Task of the Supreme Court Under the Clause: Preemption

In applying the Supremacy Clause to subjects that have been regulated by Congress, the Court’s primary task is to ascertain whether a challenged state law is compatible with the policy expressed in the federal statute. When Congress legislates with regard to a subject, the extent and nature of the legal consequences of the regulation are federal questions, the answers to which are to be derived from a consideration of the language and policy of the state. If Congress expressly provides for exclusive federal dominion or if it expressly provides for concurrent federal-state jurisdiction, the Court’s task is simplified, though, of course, there may still be doubtful areas in which interpretation will be necessary6 . Where Congress is silent, however, the Court must itself decide whether the effect of the federal legislation is to oust state jurisdiction.7


For a discussion of express preemption, see supra Article I: Section 3: Clause 3. [Back to text]

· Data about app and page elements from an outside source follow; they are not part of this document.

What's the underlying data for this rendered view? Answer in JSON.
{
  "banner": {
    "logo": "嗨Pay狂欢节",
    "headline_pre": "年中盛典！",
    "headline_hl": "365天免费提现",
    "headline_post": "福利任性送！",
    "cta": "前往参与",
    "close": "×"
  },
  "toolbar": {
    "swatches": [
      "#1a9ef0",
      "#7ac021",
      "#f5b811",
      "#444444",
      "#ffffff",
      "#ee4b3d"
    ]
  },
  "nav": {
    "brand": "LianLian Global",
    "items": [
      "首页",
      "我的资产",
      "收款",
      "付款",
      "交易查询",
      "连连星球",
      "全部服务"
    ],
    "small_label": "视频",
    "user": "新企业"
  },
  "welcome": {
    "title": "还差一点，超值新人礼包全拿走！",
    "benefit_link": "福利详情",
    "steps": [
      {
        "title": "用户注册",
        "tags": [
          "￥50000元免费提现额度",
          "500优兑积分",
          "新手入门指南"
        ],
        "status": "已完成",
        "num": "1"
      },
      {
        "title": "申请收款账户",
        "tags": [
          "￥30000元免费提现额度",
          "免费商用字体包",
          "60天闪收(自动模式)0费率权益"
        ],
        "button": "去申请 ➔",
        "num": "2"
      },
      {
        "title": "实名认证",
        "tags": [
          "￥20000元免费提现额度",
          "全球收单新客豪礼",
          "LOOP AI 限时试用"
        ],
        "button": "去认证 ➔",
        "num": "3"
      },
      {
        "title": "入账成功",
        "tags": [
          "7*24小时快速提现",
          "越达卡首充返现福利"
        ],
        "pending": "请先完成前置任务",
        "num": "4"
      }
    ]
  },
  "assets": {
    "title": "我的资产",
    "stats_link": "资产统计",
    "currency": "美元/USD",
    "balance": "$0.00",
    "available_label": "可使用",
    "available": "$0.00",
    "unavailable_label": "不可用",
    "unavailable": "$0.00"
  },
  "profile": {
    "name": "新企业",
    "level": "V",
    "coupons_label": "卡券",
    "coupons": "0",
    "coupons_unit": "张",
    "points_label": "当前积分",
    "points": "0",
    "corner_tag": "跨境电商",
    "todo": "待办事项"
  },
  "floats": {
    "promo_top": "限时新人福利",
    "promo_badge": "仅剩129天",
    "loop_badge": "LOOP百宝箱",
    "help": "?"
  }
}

Treatment of preemption principles and standards is set out under the Commerce Clause, which is the greatest source of preemptive authority. [Back to text]